*Task description:* Copy the records that follow exactly, leaving nothing out.

*Given data:*
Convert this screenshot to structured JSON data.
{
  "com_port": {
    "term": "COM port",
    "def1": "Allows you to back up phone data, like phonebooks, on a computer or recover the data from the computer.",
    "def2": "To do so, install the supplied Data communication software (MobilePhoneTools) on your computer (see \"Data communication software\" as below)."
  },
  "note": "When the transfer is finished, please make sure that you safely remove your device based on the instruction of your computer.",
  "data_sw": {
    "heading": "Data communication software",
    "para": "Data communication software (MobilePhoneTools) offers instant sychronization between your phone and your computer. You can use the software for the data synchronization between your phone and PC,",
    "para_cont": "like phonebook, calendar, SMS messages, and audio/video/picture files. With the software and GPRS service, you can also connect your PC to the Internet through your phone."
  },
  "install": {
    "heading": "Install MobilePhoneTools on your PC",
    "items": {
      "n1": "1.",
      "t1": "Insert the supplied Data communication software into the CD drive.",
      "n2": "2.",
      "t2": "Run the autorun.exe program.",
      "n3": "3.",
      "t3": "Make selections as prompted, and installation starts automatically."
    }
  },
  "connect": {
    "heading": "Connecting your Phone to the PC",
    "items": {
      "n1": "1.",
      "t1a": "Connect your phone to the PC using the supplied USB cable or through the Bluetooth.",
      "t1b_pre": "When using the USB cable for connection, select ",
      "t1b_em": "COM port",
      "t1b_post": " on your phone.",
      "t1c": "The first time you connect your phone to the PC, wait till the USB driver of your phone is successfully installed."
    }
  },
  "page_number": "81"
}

*Result of the exercise:*
Convert this screenshot to structured JSON data.
{
  "com_port": {
    "term": "COM port",
    "def1": "Allows you to back up phone data, like phonebooks, on a computer or recover the data from the computer.",
    "def2": "To do so, install the supplied Data communication software (MobilePhoneTools) on your computer (see \"Data communication software\" as below)."
  },
  "note": "When the transfer is finished, please make sure that you safely remove your device based on the instruction of your computer.",
  "data_sw": {
    "heading": "Data communication software",
    "para": "Data communication software (MobilePhoneTools) offers instant sychronization between your phone and your computer. You can use the software for the data synchronization between your phone and PC,",
    "para_cont": "like phonebook, calendar, SMS messages, and audio/video/picture files. With the software and GPRS service, you can also connect your PC to the Internet through your phone."
  },
  "install": {
    "heading": "Install MobilePhoneTools on your PC",
    "items": {
      "n1": "1.",
      "t1": "Insert the supplied Data communication software into the CD drive.",
      "n2": "2.",
      "t2": "Run the autorun.exe program.",
      "n3": "3.",
      "t3": "Make selections as prompted, and installation starts automatically."
    }
  },
  "connect": {
    "heading": "Connecting your Phone to the PC",
    "items": {
      "n1": "1.",
      "t1a": "Connect your phone to the PC using the supplied USB cable or through the Bluetooth.",
      "t1b_pre": "When using the USB cable for connection, select ",
      "t1b_em": "COM port",
      "t1b_post": " on your phone.",
      "t1c": "The first time you connect your phone to the PC, wait till the USB driver of your phone is successfully installed."
    }
  },
  "page_number": "81"
}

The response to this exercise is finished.